By, Joy Rose
I was diagnosed with SLE (Lupus) ten days after the birth of my fourth and last child. If you were to tell the story in one sentence, you could say, ‘She was a really nice person, with a really great life and then she got sick”.
SLE did not run in my family, however vague autoimmune indicators did. My Aunt has subsequently had a liver transplant, and one of my brothers tested positive for the Lupus gene (He does not have active SLE).
That being said, I’m not partial to advocating for the obliteration of one disease over another. Whether its cancer, Parkinson’s or M.S., to the degree one is affected, life can be irrevocably and forever changed and the consequences can be devastating. All disease is difficult.
When the first undiagnosed Lupus symptoms struck, I was the new mother to three children, all under the age of five, living in New York City. A move thirteen miles north of Manhattan, one baby delivery and a lot of doctors later, I was hospitalized for the first time in October, 1994 for a full month. My daughter was a tiny, newborn baby and her brother’s ages two, four and five, didn’t understand what was wrong with Mommy and why she wasn’t coming home for a while.
My husband (at the time) called our pediatrician in tears that first night, wailing that he didn’t even know how to give a baby a bottle – all the kids had been breastfed, and we didn’t own any baby bottles. I lay awake in the hospital bed, near death, plugged into chemotherapy and prednisone IVs, unable to move, or even roll over by myself.
I’d considered myself a ‘work at home’ mother. Caregiving was a full-time job for me, and I loved it. But, we don’t always get to hold on to the things we love.
I am writing this because the older I get, the more friends I watch struggle with aging parents, or illness close to home I realize how terrible things happen to really good people, how life whizzes by at a breakneck speed and how unlikely heroes and SHE-roes can rise up when we least expect it and influence lives in ways we never could have anticipated.
In short, the last 4,380 days of my life have been an unequivocal gift. Everyone in my life, stranger, family, friend or work associate, has been impacted by the courageous gift of my good friend and high school buddy Pam Van Hoesen, who so generously donated her kidney to me on November 30th, 2000 after a seven year battle with SLE and a stint on dialysis at the age of forty three.

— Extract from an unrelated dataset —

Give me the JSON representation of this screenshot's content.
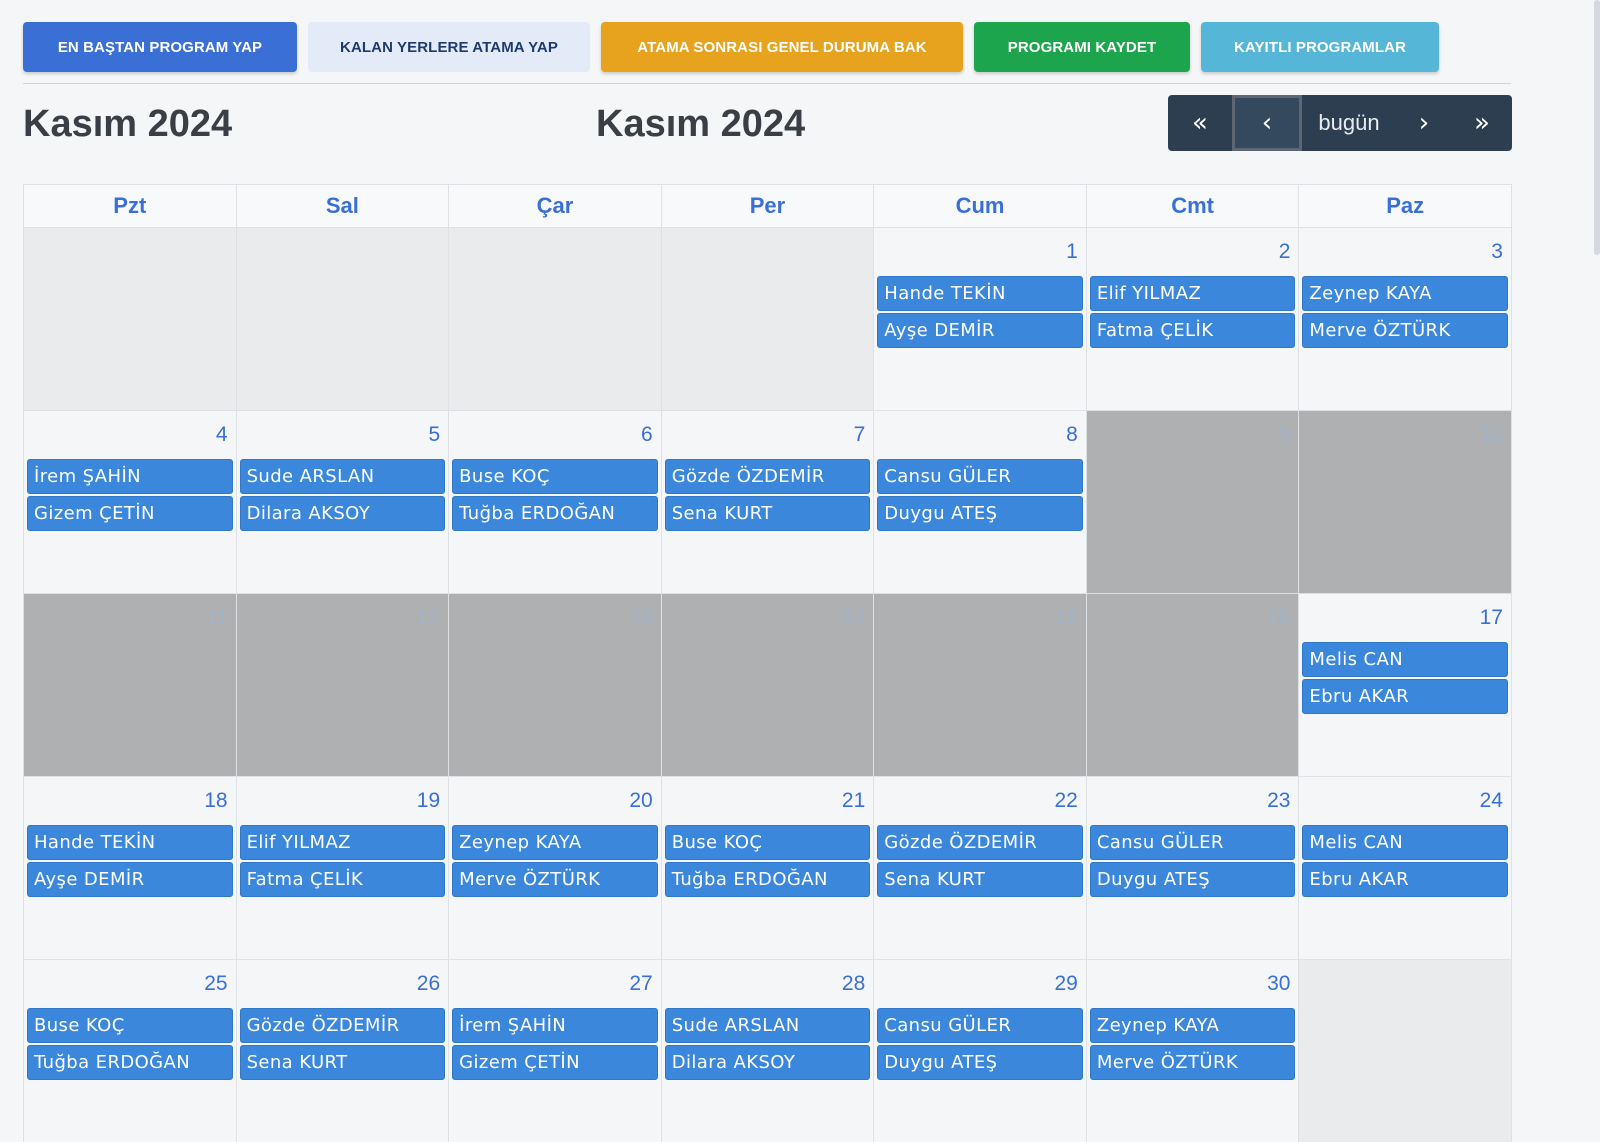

Everything I’ve done or said, all the work and energy invested to bring the Museum Of Motherhood to the forefront of the woman-sphere and certainly the many precious moments I’ve shared with family are because of Pam. I discovered my life’s work, and devotion to women’s issues as a direct result of my experiences with illness. In fact, I sometimes wonder, if Pam’s kidney has a special kind of feminist zest that pushed me on to pursue women’s social justice as a passion? I do know this though — I’ve only been able to pursue this line of work because of the miracle of kidney transplantation.
I think about others in need every day and I cannot stress enough, how every day is a gift! Daily struggles aside, financial issues or stresses brought on from work be damned. This is the season of giving; the season of being grateful and the season when we count our blessings, whatever they are. Mine are many. But, none of them would be possible without the work of doctors like Joseph Murray and friends like Pam. I encourage you to take stock during this season and keep your focus on the important stuff, which ironically, isn’t stuff at all.
*More about SLE: http://www.ncbi.nlm.nih.gov/pubmedhealth/PMH0001471/
*More about kidney transplantation: http://en.wikipedia.org/wiki/Kidney_transplantation
*More about M.O.M.: http://www.mommuseum.org